Hungary and Poland are clashing with the EU establishment and its globalist allies after their recent decision to veto its proposed seven-year budget, which contained provisions that, in the view of Polish justice minister Zbigniew Ziobro, would have reduced them to “political and institutionalized enslavement“.

The EU also objects to Poland’s efforts to reform its courts. The EU characterises the reforms as an attack on judicial independence, but the Poles insist they are merely an attempt to undo a nepotistic legacy of the former communist regime (and a domestic matter in which foreign officials should not be interfering, in any case).

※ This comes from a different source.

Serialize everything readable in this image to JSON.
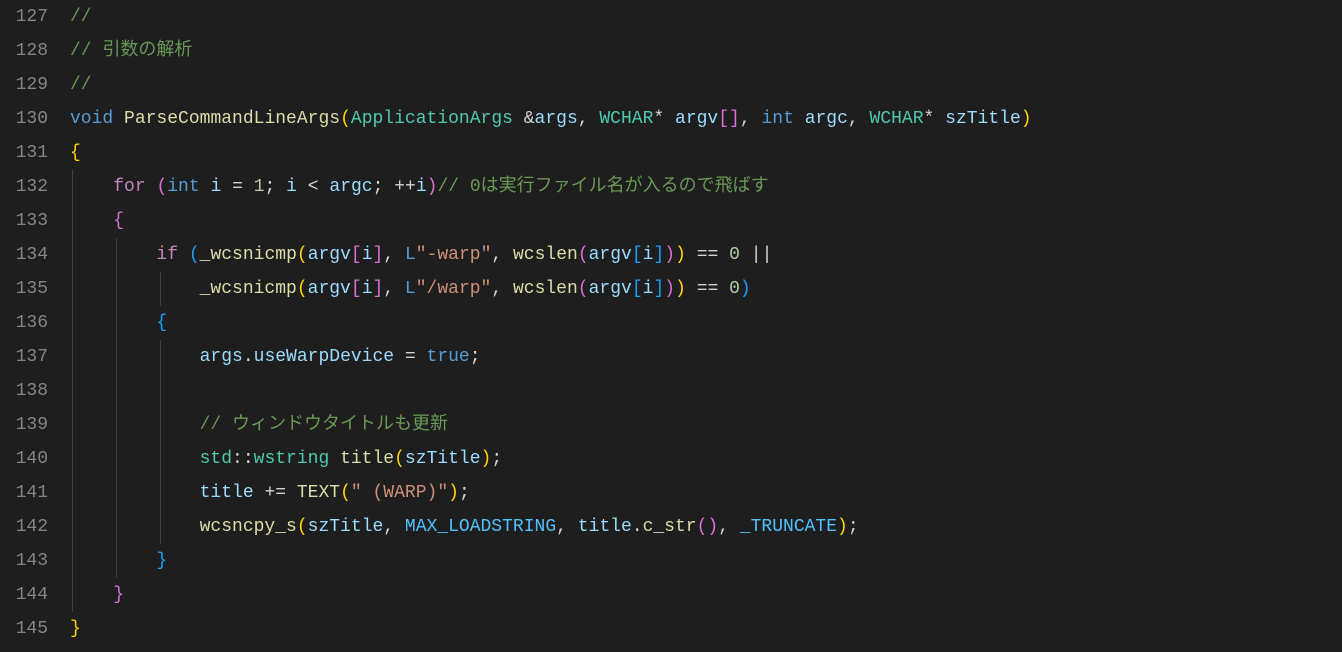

Soros has attempted to paint the Polish-Hungarian veto as selfish and irresponsible, “coming at a moment when Europe is suffering from a dangerous surge of COVID-19 cases” — although the Polish and Hungarian governments might reasonably retort that it was not their decision to tack punishment clauses for supposed values violations onto a budget which might have restricted its scope to coronavirus relief and economic measures.

“The EU can’t afford to compromise on the rule-of-law provisions. How it responds to the challenge posed by Orbán and [Polish leader  Jarosław] Kaczyński will determine whether it survives as an open society true to the values upon which it was founded, the billionaire insisted.

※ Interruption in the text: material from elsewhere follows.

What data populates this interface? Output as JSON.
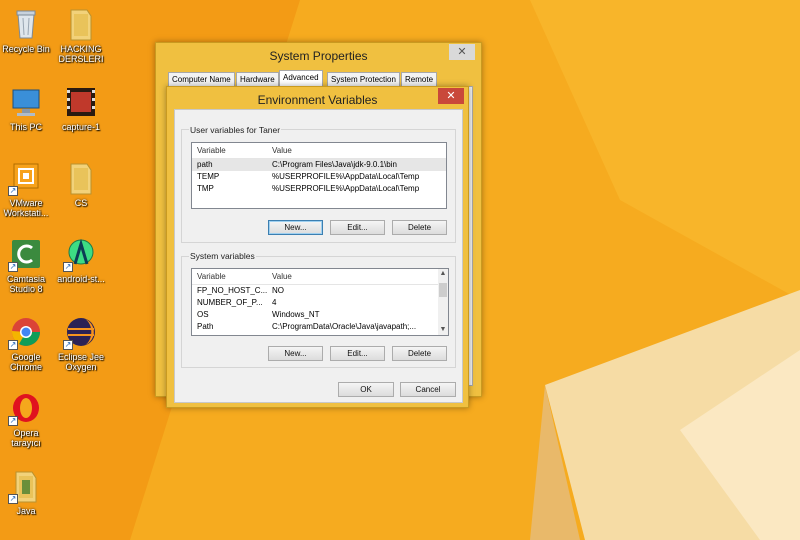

“If you ever wanted to know how the Soros plan works, here it is,” said Hungary’s Secretary of State for International Communication and Relations, Zoltán Kovács, in a direct response.

“[George Soros] suggested fiscal penalties against those who do not accept migrants back in 2015. Today we see financial blackmailing & political retribution operationalized by EU institutions,” he explained.

“Make no mistake, the EU’s ‘rule of law debate’ has never really been about actual ‘rule of law’. If we look back at the last five years, we can see clearly how the topic of rule of law has gained momentum every time the EU’s liberal, pro-migration forces fail to impose their will on Member States, like Hungary and Poland, that oppose migration,” he elaborated in an official blog post, providing a timeline of events.